[Zope-Annce] ZOQL Method 0.2.0 released

Stephan Richter srichter@cbu.edu
Sun, 07 Oct 2001 21:17:52 -0500

Hello everyone,

I am very pleased to announce the initial release of ZOQL Method, version 

What does ZOQL stand for? As you might have guessed, ZOQL stands for Zope 
Object Query Language.

What does it do? With ZOQL you can query through the ZODB and retrieve 
objects, as you might be used to from SQL. Other statements, such as 
INSERT, CREATE, UPDATE, DELETE are supported as well. I hope to implement 
the ALTER statement soon. For more details on the language go to: 
http://demo.iuveno-net.de/iuveno/Products/ZOQLMethod/Documentation. The 
online help has also the reference as well as a nice and long example.

Does the ZOQL try to compete with the ZCatalog? No, not at all! In fact, 
ZOQL uses the ZCatalog to implement its Indexes. Yes, ZOQL can use a 
ZCatalog for queries, instead of walking through the tree itself.

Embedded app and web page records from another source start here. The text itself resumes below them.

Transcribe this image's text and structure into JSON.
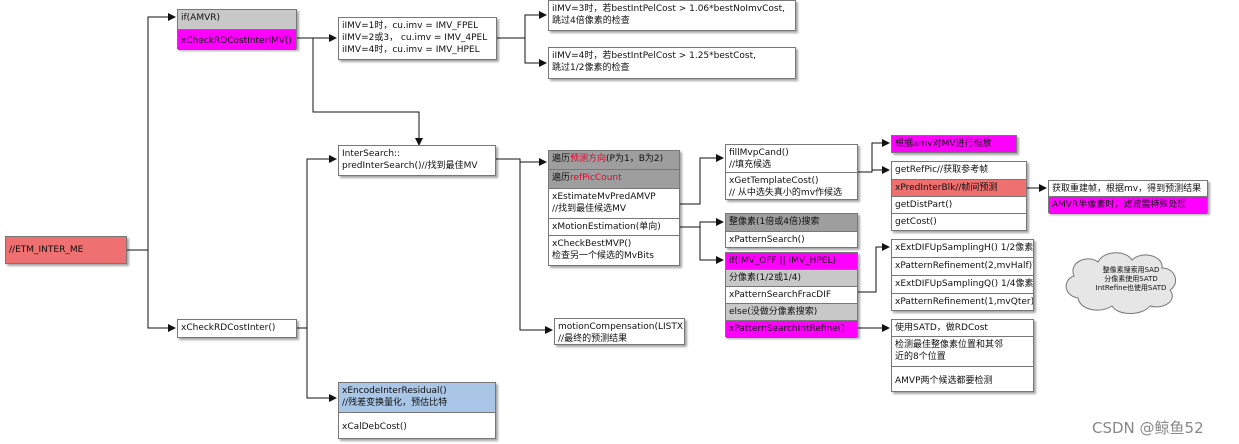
{
  "root": "//ETM_INTER_ME",
  "n_if_amvr": "if(AMVR)",
  "n_xcheck_rdcost_inter_imv": "xCheckRDCostInterIMV()",
  "n_imv_modes": "iIMV=1时，cu.imv = IMV_FPEL\niIMV=2或3， cu.imv = IMV_4PEL\niIMV=4时，cu.imv = IMV_HPEL",
  "n_imv3": "iIMV=3时，若bestIntPelCost > 1.06*bestNoImvCost,\n跳过4倍像素的检查",
  "n_imv4": "iIMV=4时，若bestIntPelCost > 1.25*bestCost,\n跳过1/2像素的检查",
  "n_intersearch": "InterSearch::\npredInterSearch()//找到最佳MV",
  "n_loop_dir_prefix": "遍历",
  "n_loop_dir_red": "预测方向",
  "n_loop_dir_suffix": "(P为1，B为2)",
  "n_loop_ref_prefix": "遍历",
  "n_loop_ref_red": "refPicCount",
  "n_xestimate": "xEstimateMvPredAMVP\n//找到最佳候选MV",
  "n_xmotion": "xMotionEstimation(单向)",
  "n_xcheckbest": "xCheckBestMVP()\n检查另一个候选的MvBits",
  "n_fillmvp": "fillMvpCand()\n//填充候选",
  "n_xgettemplate": "xGetTemplateCost()\n// 从中选失真小的mv作候选",
  "n_scale_mv": "根据amv对MV进行缩放",
  "n_getrefpic": "getRefPic//获取参考帧",
  "n_xpredinterblk": "xPredInterBlk//帧间预测",
  "n_getdistpart": "getDistPart()",
  "n_getcost": "getCost()",
  "n_rebuild": "获取重建帧，根据mv，得到预测结果",
  "n_amvr_half": "AMVR半像素时，滤波需特殊处理",
  "n_int_search": "整像素(1倍或4倍)搜索",
  "n_xpatternsearch": "xPatternSearch()",
  "n_if_imv_off": "if(IMV_OFF || IMV_HPEL)",
  "n_frac_pixel": "分像素(1/2或1/4)",
  "n_xpattern_frac": "xPatternSearchFracDIF",
  "n_else_frac": "else(没做分像素搜索)",
  "n_xpattern_refine": "xPatternSearchIntRefine()",
  "n_extdif_h": "xExtDIFUpSamplingH() 1/2像素",
  "n_refine_half": "xPatternRefinement(2,mvHalf)",
  "n_extdif_q": "xExtDIFUpSamplingQ() 1/4像素",
  "n_refine_qter": "xPatternRefinement(1,mvQter)",
  "n_satd_rd": "使用SATD，做RDCost",
  "n_detect_8": "检测最佳整像素位置和其邻\n近的8个位置",
  "n_amvp_both": "AMVP两个候选都要检测",
  "n_cloud": "整像素搜索用SAD\n分像素使用SATD\nIntRefine也使用SATD",
  "n_motion_comp": "motionCompensation(LISTX)\n//最终的预测结果",
  "n_xcheck_rdcost_inter": "xCheckRDCostInter()",
  "n_xencode_residual": "xEncodeInterResidual()\n//残差变换量化，预估比特",
  "n_xcaldebcost": "xCalDebCost()",
  "watermark": "CSDN @鲸鱼52",
  "colors": {
    "highlight_magenta": "#ff00ff",
    "highlight_red": "#ee7070",
    "header_gray": "#c8c8c8",
    "header_dark_gray": "#9e9e9e",
    "highlight_blue": "#a9c6e6",
    "red_text": "#e8002a"
  }
}
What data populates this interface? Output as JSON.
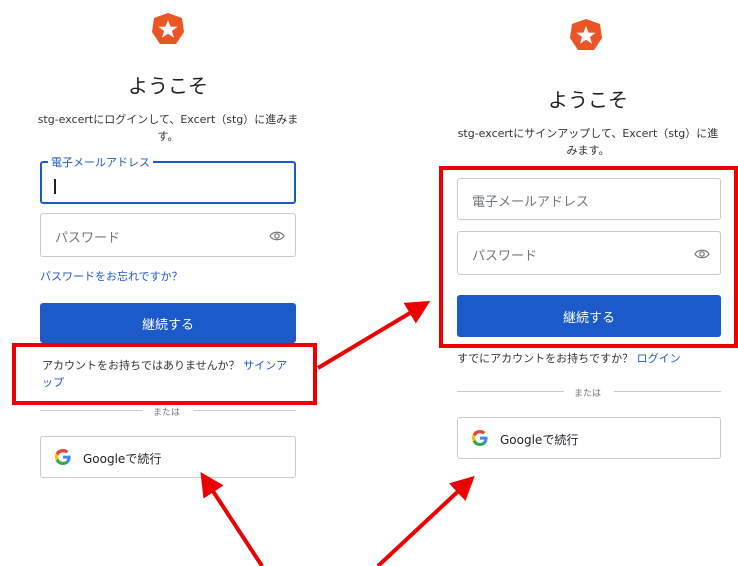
{
  "colors": {
    "accent": "#1b5ac8",
    "logo": "#eb5424",
    "highlight": "#ee0000"
  },
  "left": {
    "logo_icon": "auth0-star-icon",
    "title": "ようこそ",
    "subtitle_line1": "stg-excertにログインして、Excert（stg）に進みま",
    "subtitle_line2": "す。",
    "email_label": "電子メールアドレス",
    "password_placeholder": "パスワード",
    "forgot_link": "パスワードをお忘れですか？",
    "continue_label": "継続する",
    "no_account_text": "アカウントをお持ちではありませんか？",
    "signup_link_part1": "サインア",
    "signup_link_part2": "ップ",
    "or_text": "または",
    "google_label": "Googleで続行"
  },
  "right": {
    "logo_icon": "auth0-star-icon",
    "title": "ようこそ",
    "subtitle_line1": "stg-excertにサインアップして、Excert（stg）に進",
    "subtitle_line2": "みます。",
    "email_placeholder": "電子メールアドレス",
    "password_placeholder": "パスワード",
    "continue_label": "継続する",
    "have_account_text": "すでにアカウントをお持ちですか？",
    "login_link": "ログイン",
    "or_text": "または",
    "google_label": "Googleで続行"
  }
}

Can I create Classes with ZOQL? Yes! You can create Products and put 
Classes into it. This is in particular useful for making temporary classes 
quickly. Later it will also serve as a method to generate Products from 
Case Tools like ObejctDomain. At the moment only ZClasses are supported though.

Does it implement any standard? No! Back in May, when I first thought about 
ZOQL, I looked at many of the current so-called "standards". At the end, 
there were basically three choices left. Use (1) XPath/XQuery, (2) OQL/OCL 
or (3) implement a new language. Well, while XPath is okay, it really does 
not support any object manipulation and XQuery's syntax on the other hand 
is unacceptable for a Python programmer in my opinion. The OQL/OCL is 
supposed to be THE official standard for object-oriented query languages; 
yeah right, after reading a good chunk of the specs it was so obvious that 
it was horribly Java-bias, having three different data structures for a 
simple list...
       Well, so I was left with choice number 3. So I wrote down the 
original language reference and tried to keep it as close to SQL as I 
could. But the next task was to write a parser. This was the end of the 
project, until Thomas Foerster used Aaron Watter's kwParsing engine to 
implement the basic parser last month. Thanks a lot for the work! He gave 
the entire language a Pythonic twist by copying large parts of the Python 
Language Reference. :-) I finally got around to implement the product this 
       If you feel like sending me a hate mail right now, please send it to 

Did you get interested? The main URL is 
http://demo.iuveno-net.de/iuveno/Products/ZOQLMethod, but you can also find 
the files on Zope.org at 

Please feel free to send me any ideas, thoughts, comments, criticism, bugs 
and patches to srichter@cbu.edu!


PS: ZOQL is pronounced 'So cool!' :-)

Stephan Richter
CBU - Physics and Chemistry Student
Web2k - Web Design/Development & Technical Project Management